As the August 16th mayoral runoff approaches, issues such as transportation will be front and center and C. Jack Ellis believes improving the transit system is vital in an effort to reduce poverty and boost economic development.
The mission of the Macon Transit Authority is the following: The MTA is to be primary provider of high quality, affordable buses and vans to the Macon-Bibb County Community that will increase the use of public transportation. The Authority is dedicated to maintaining an efficient, progressive, cost-conscious organization that provides a fair and equitable return to its stakeholders as it carries out its vision to become a nationally recognized public transportation system.
Is the Macon-Bibb County Transit Authority truly serving the community and living up to its mission? If not, then the upcoming August 16th runoff election provides an opportunity for citizens of Macon to make a statement via the ballot along with an opportunity to moving in a new direction.
Many citizens depend on the transit system as their sole source of transportation of getting around the city of Macon and Bibb County.
Whether its going to work during the week or church on Sundays or going downtown to handle matters such as banking along with shopping for necessities, the need for a reliable transportation system which is responsive to the needs of the citizens is vital to Central Georgia’s largest city.
On July 12th, Ellis had held a press conference to address this pressing problem and offered his plan to improve transportation system in the city of Macon. Ellis elaborated that he plans to instruct the Macon Transit Authority to have buses available to run on Sundays. Additionally, Ellis wants covered shelters at every bus stop.
The current general manager and CEO of the Macon-Bibb County Transit Authority is Rick Jones and he oversees the overall operations.
Many passengers who ride on the local buses have expressed that the Macon Transit Authority hasn’t lived up to their mission and changes must be made.
Even though we are in 2011 and not 1955, African-Americans still make up a majority part of the paying customers to Macon’s transit system.
The Montgomery Bus Boycott was a political and social protest campaign that started in 1955 in Montgomery, Alabama intended to oppose the city’s policy of racial segregation on its public transit system. Many important figures in the civil rights movement were involved in the boycott, including Reverend Martin Luther King, Jr.
The boycott got the attention of the Montgomery public transit system, because the Montgomery’s black population who were the principal protestors were also the majority of their transit system’s paying customers.
The campaign lasted from December 1, 1955, when Rosa Parks, an African American woman, was arrested for refusing to surrender her seat to a white person, to December 20, 1956, when a federal ruling, Browder v. Gayle, took effect, and led to a United States Supreme Court decision that declared the Alabama and Montgomery laws requiring segregated buses to be unconstitutional.

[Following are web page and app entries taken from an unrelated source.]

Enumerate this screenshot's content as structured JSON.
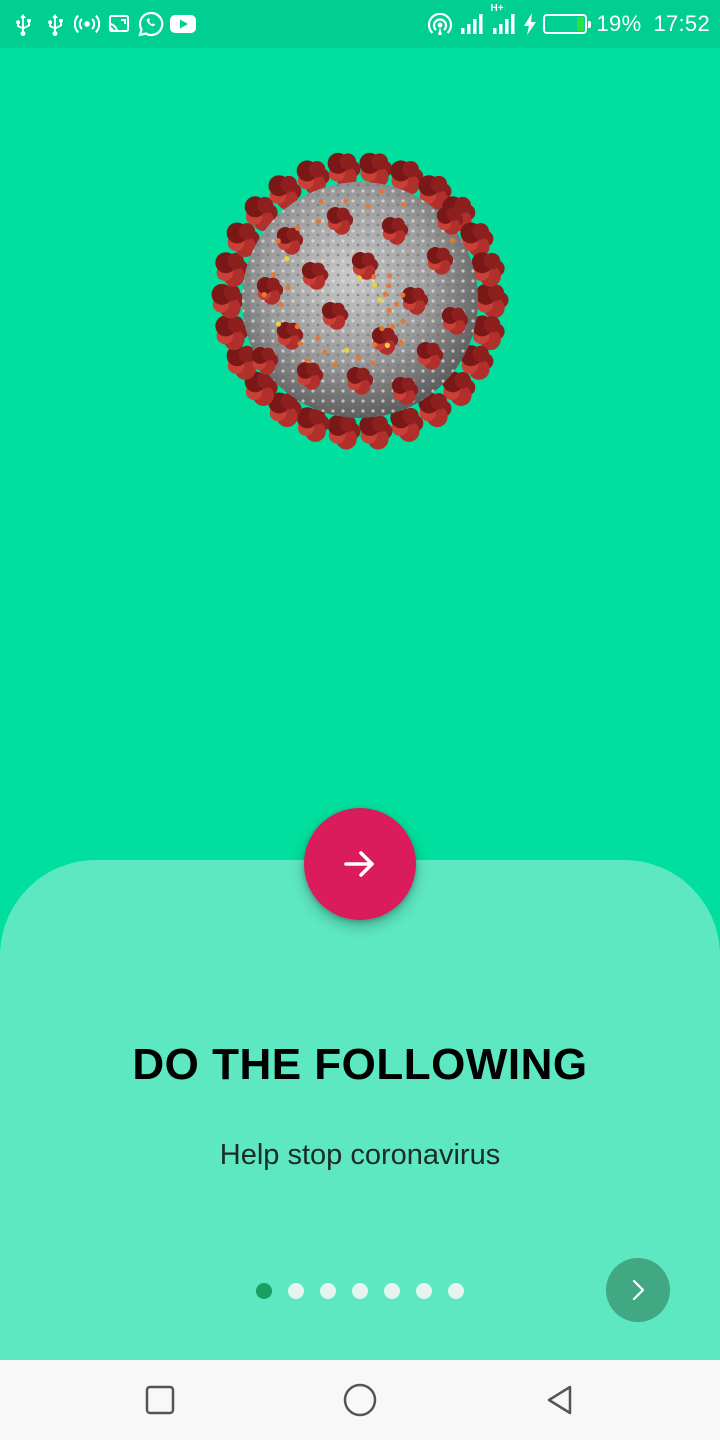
{
  "status_bar": {
    "battery_percent": "19%",
    "battery_level": 0.19,
    "time": "17:52",
    "network_type": "H+",
    "left_icons": [
      "usb-icon",
      "usb-icon",
      "hotspot-icon",
      "screen-cast-icon",
      "whatsapp-icon",
      "youtube-icon"
    ],
    "right_icons": [
      "wifi-hotspot-icon",
      "signal-icon",
      "signal-icon",
      "charging-icon",
      "battery-icon"
    ],
    "battery_color": "#30e040"
  },
  "hero": {
    "image": "coronavirus-icon"
  },
  "onboarding": {
    "title": "DO THE FOLLOWING",
    "subtitle": "Help stop coronavirus",
    "page_count": 7,
    "current_page": 1,
    "fab_icon": "arrow-right-icon",
    "next_icon": "chevron-right-icon"
  },
  "colors": {
    "background": "#00df9d",
    "status_bar": "#00cf91",
    "card": "#5de8c1",
    "fab": "#da1c5c",
    "dot_active": "#17a062",
    "dot_inactive": "#e6f4ef",
    "next_button": "#42a883"
  },
  "nav_bar": {
    "buttons": [
      "recents-icon",
      "home-icon",
      "back-icon"
    ]
  }
}
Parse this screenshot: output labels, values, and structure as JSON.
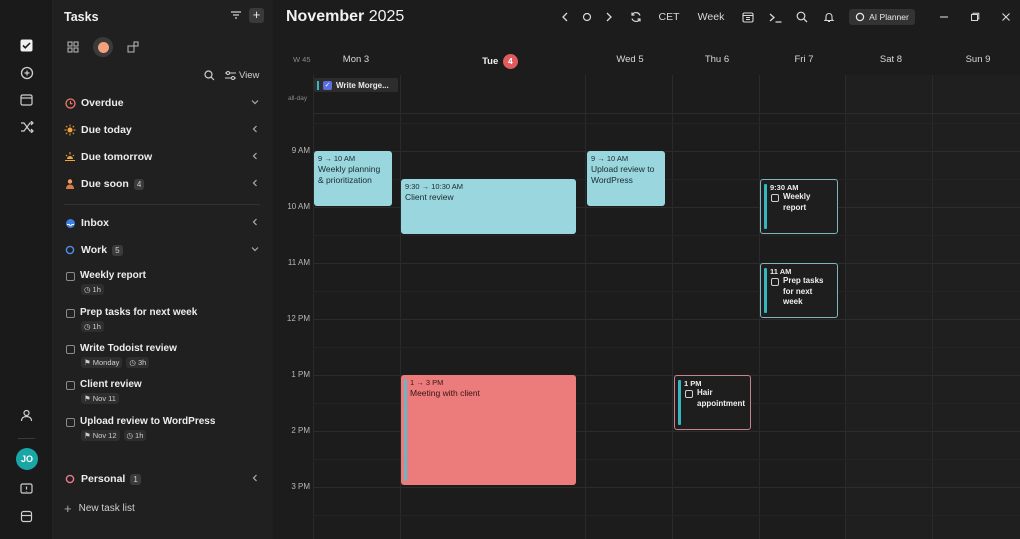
{
  "app": {
    "title": "Tasks"
  },
  "panel": {
    "title": "Tasks",
    "view_label": "View",
    "sections": [
      {
        "label": "Overdue",
        "icon": "overdue-icon"
      },
      {
        "label": "Due today",
        "icon": "sun-icon"
      },
      {
        "label": "Due tomorrow",
        "icon": "sunrise-icon"
      },
      {
        "label": "Due soon",
        "icon": "person-icon",
        "count": "4"
      },
      {
        "label": "Inbox",
        "icon": "inbox-icon"
      },
      {
        "label": "Work",
        "icon": "circle-icon",
        "count": "5"
      },
      {
        "label": "Personal",
        "icon": "circle-icon",
        "count": "1"
      }
    ],
    "tasks": [
      {
        "title": "Weekly report",
        "chips": [
          "1h"
        ]
      },
      {
        "title": "Prep tasks for next week",
        "chips": [
          "1h"
        ]
      },
      {
        "title": "Write Todoist review",
        "chips": [
          "Monday",
          "3h"
        ]
      },
      {
        "title": "Client review",
        "chips": [
          "Nov 11"
        ]
      },
      {
        "title": "Upload review to WordPress",
        "chips": [
          "Nov 12",
          "1h"
        ]
      }
    ],
    "new_list": "New task list"
  },
  "rail": {
    "avatar": "JO"
  },
  "calendar": {
    "month": "November",
    "year": "2025",
    "timezone": "CET",
    "view": "Week",
    "ai_planner": "AI Planner",
    "week_label": "W 45",
    "allday_label": "all-day",
    "days": [
      {
        "name": "Mon 3"
      },
      {
        "name": "Tue",
        "badge": "4"
      },
      {
        "name": "Wed 5"
      },
      {
        "name": "Thu 6"
      },
      {
        "name": "Fri 7"
      },
      {
        "name": "Sat 8"
      },
      {
        "name": "Sun 9"
      }
    ],
    "times": [
      "9 AM",
      "10 AM",
      "11 AM",
      "12 PM",
      "1 PM",
      "2 PM",
      "3 PM"
    ],
    "allday_event": "Write Morge...",
    "events": [
      {
        "time": "9 → 10 AM",
        "title": "Weekly planning & prioritization"
      },
      {
        "time": "9:30 → 10:30 AM",
        "title": "Client review"
      },
      {
        "time": "9 → 10 AM",
        "title": "Upload review to WordPress"
      },
      {
        "time": "1 → 3 PM",
        "title": "Meeting with client"
      }
    ],
    "task_blocks": [
      {
        "time": "9:30 AM",
        "title": "Weekly report"
      },
      {
        "time": "11 AM",
        "title": "Prep tasks for next week"
      },
      {
        "time": "1 PM",
        "title": "Hair appointment"
      }
    ]
  },
  "colors": {
    "accent_teal": "#9ad6de",
    "accent_red": "#ec7b7b",
    "badge": "#e05b5b",
    "avatar": "#1aa6a6"
  }
}
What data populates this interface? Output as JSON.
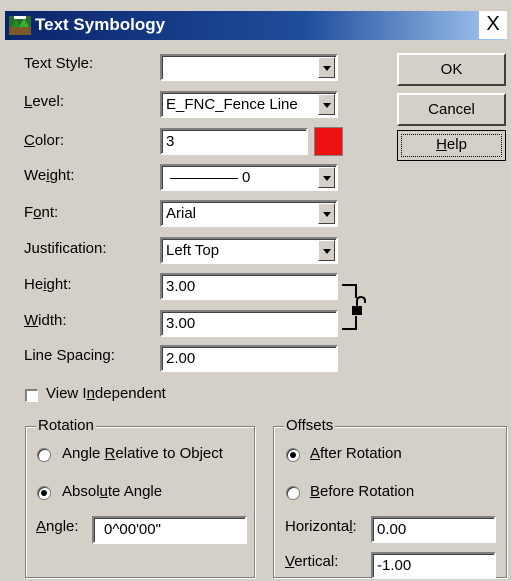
{
  "window": {
    "title": "Text Symbology",
    "close_glyph": "X"
  },
  "labels": {
    "text_style": "Text Style:",
    "level_u": "L",
    "level_rest": "evel:",
    "color_u": "C",
    "color_rest": "olor:",
    "weight_a": "We",
    "weight_u": "i",
    "weight_b": "ght:",
    "font_a": "F",
    "font_u": "o",
    "font_b": "nt:",
    "justification": "Justification:",
    "height_a": "He",
    "height_u": "i",
    "height_b": "ght:",
    "width_u": "W",
    "width_rest": "idth:",
    "line_spacing": "Line Spacing:"
  },
  "fields": {
    "text_style": "",
    "level": "E_FNC_Fence Line",
    "color": "3",
    "weight": "0",
    "font": "Arial",
    "justification": "Left Top",
    "height": "3.00",
    "width": "3.00",
    "line_spacing": "2.00"
  },
  "colors": {
    "color_swatch": "#ee1111",
    "title_bar": "#0a246a"
  },
  "buttons": {
    "ok": "OK",
    "cancel": "Cancel",
    "help_u": "H",
    "help_rest": "elp"
  },
  "view_independent": {
    "a": "View I",
    "u": "n",
    "b": "dependent",
    "checked": false
  },
  "rotation": {
    "title": "Rotation",
    "opt1_a": "Angle ",
    "opt1_u": "R",
    "opt1_b": "elative to Object",
    "opt2_a": "Absol",
    "opt2_u": "u",
    "opt2_b": "te Angle",
    "angle_u": "A",
    "angle_rest": "ngle:",
    "angle_value": "0^00'00\"",
    "selected": "Absolute Angle"
  },
  "offsets": {
    "title": "Offsets",
    "opt1_a": "",
    "opt1_u": "A",
    "opt1_b": "fter Rotation",
    "opt2_a": "",
    "opt2_u": "B",
    "opt2_b": "efore Rotation",
    "horizontal_a": "Horizonta",
    "horizontal_u": "l",
    "horizontal_b": ":",
    "vertical_u": "V",
    "vertical_rest": "ertical:",
    "horizontal_value": "0.00",
    "vertical_value": "-1.00",
    "selected": "After Rotation"
  },
  "icons": [
    "app-icon",
    "close-icon",
    "dropdown-arrow-icon",
    "lock-icon"
  ]
}
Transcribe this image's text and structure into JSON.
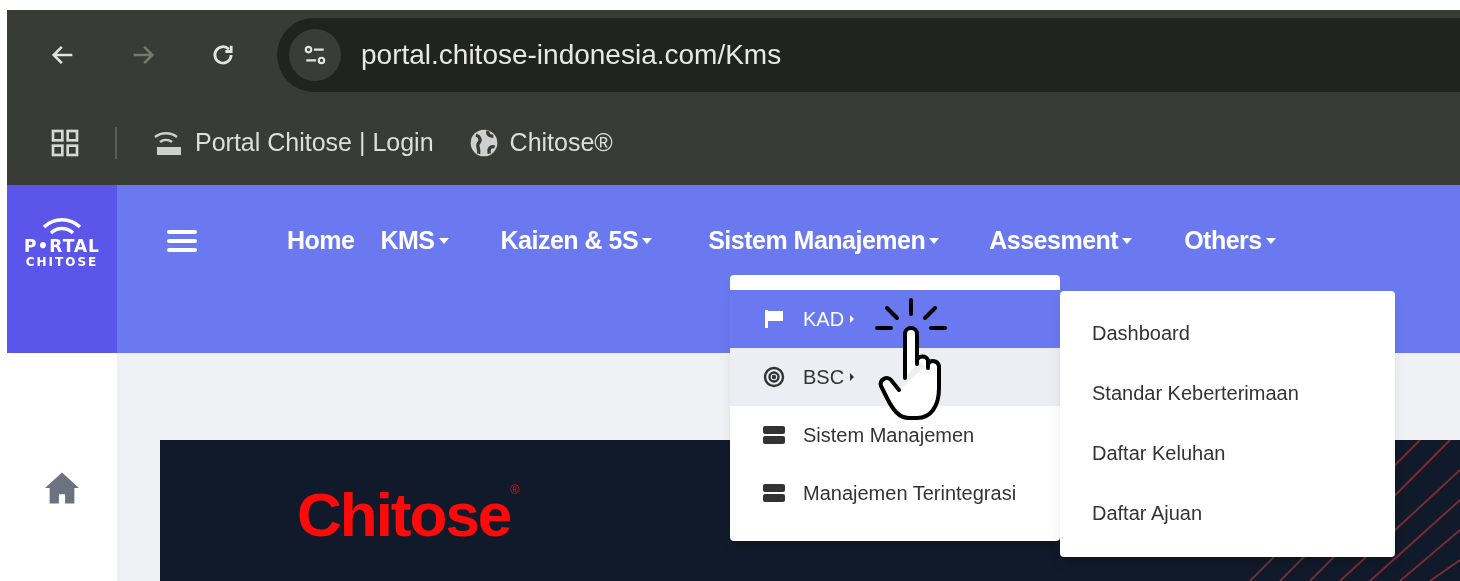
{
  "browser": {
    "url": "portal.chitose-indonesia.com/Kms",
    "bookmarks": [
      {
        "kind": "portal",
        "label": "Portal Chitose | Login"
      },
      {
        "kind": "globe",
        "label": "Chitose®"
      }
    ]
  },
  "logo": {
    "line1": "P•RTAL",
    "line2": "CHITOSE"
  },
  "nav": [
    {
      "label": "Home",
      "dropdown": false
    },
    {
      "label": "KMS",
      "dropdown": true
    },
    {
      "label": "Kaizen & 5S",
      "dropdown": true
    },
    {
      "label": "Sistem Manajemen",
      "dropdown": true
    },
    {
      "label": "Assesment",
      "dropdown": true
    },
    {
      "label": "Others",
      "dropdown": true
    }
  ],
  "menu": [
    {
      "kind": "flag",
      "label": "KAD",
      "submenu": true,
      "selected": true,
      "hovered": false
    },
    {
      "kind": "target",
      "label": "BSC",
      "submenu": true,
      "selected": false,
      "hovered": true
    },
    {
      "kind": "server",
      "label": "Sistem Manajemen",
      "submenu": false,
      "selected": false,
      "hovered": false
    },
    {
      "kind": "server",
      "label": "Manajemen Terintegrasi",
      "submenu": false,
      "selected": false,
      "hovered": false
    }
  ],
  "submenu": [
    "Dashboard",
    "Standar Keberterimaan",
    "Daftar Keluhan",
    "Daftar Ajuan"
  ],
  "banner": {
    "title": "Chitose",
    "mark": "®"
  }
}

In 2011, Ellis says adding an Amtrak service and Greyhound buses to Terminal Station should be a part of the solution to improve Macon’s transit system.
For these projects to become a reality, voting for representatives who will fight for funding and implementing progressive ideas to improve the Terminal Station and the Macon-Bibb Transit Authority is needed and Ellis says he would apply for federal grants and consider raising the ridership fee in an effort to pay for improvements.